Budget cuts hit substance abuse programs hard

Ryan Keith

Keith Kuhn is bracing for the implosion about to hit one of the state’s service systems that can least afford it.

Kuhn, community director of the Gateway Foundation in Springfield, and other substance abuse prevention and treatment center advocates are pleading for help after Gov. Rod Blagojevich slashed $55 million in state money from their programs last week.

Gateway could see as many as 70 layoffs and up to 800 people turned away this year, an extended waiting list for service out to six months and some outpatient and residential treatment reduced or ended altogether.

Other providers say they could close down entirely, as the cuts also mean losing $55 million in federal matching money.

“This is not an exaggeration,” Kuhn said at a Statehouse news conference Monday.

They’re part of a growing chorus of advocates warning what Blagojevich’s $1.4 billion in state budget cuts will mean for taxpayers and clients. From foster care to wrongly imprisoned inmates, the fallout will be painful, they say.

“It’s a little more than a cut,” said Marge Berglind, CEO of the Child Care Association of Illinois. “It’s really digging into the bone.”

House lawmakers will get a chance to try to reverse the cuts this week, but the outcome won’t be resolved right away. The House returns today for three days of work, while Senate leaders made clear last week they may not come back until the fall.

Some advocates predict their services and programs won’t survive that long. So they’re making a strong lobbying push for help now.

In Rockford, the Rosecrance substance abuse treatment centers could lose millions of dollars and be forced to turn away roughly 1,100 people the centers served last year, spokeswoman Susan Rice said.

Berglind’s child-care group says $45 million cut out of a $330 million budget will mean much larger workloads for caseworkers who serve the state’s 16,000 abused and neglected children in foster care.

Caregivers will lose nearly half of that $45 million, including $5 million intended to give foster parents a much-needed cost-of-living pay increase, Berglind said. Without that increase, some parents could decide to leave the system.

“This is kind of hitting you at the knees,” Berglind said.

Environmental groups are decrying $14 million cut from the state Department of Natural Resources budget, possibly eliminating more than 160 critical staff positions from eight divisions.     

Hospitals will see much longer waits to get paid for serving Medicaid clients, with a $530 million cut extending the state’s bill-payment cycle from 90 days up to 131 days, according to a House Democratic analysis.

Community colleges saw a 5 percent increase lopped out. East Peoria-based Illinois Central College could receive $300,000 less this year than last rather than getting more money.

Bruce Budde, the college’s vice president of administration and finance, said officials aren’t sure yet how to deal with the shortfall, but the college could tap into its strong money reserves to cope.

“When a cut like this comes so late in the process, really it wouldn’t be fair to respond to the students with a tuition increase,” Budde said.

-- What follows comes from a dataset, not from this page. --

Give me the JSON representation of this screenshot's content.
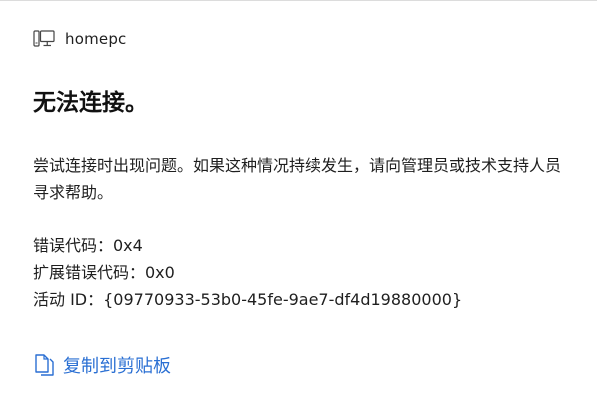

And then there’s the Downstate Illinois Innocence Project, which is losing a small amount of money in comparison to other programs at $240,000. But project officials say it’s vital.

The project aims to help prison inmates who make a strong case that they are actually innocent. Students at the University of Illinois at Springfield work with volunteer and contractual staff to investigate cases.

Larry Golden, the project’s co-director and a UIS professor, said lawmakers have approved the $240,000 each of the last two years to help hire full-time staff. But twice now, Blagojevich has cut it out, forcing the project to go back to private donors for more help.

Golden said there’s a much greater need than the project is equipped to handle.

“This is really a very critical time for us,” he said. “It’s very critical because there’s no other group that has it as a significant part of its work.”

Adriana Colindres and Aaron Chambers contributed to this report. Ryan Keith can be reached at (217) 788-1518 or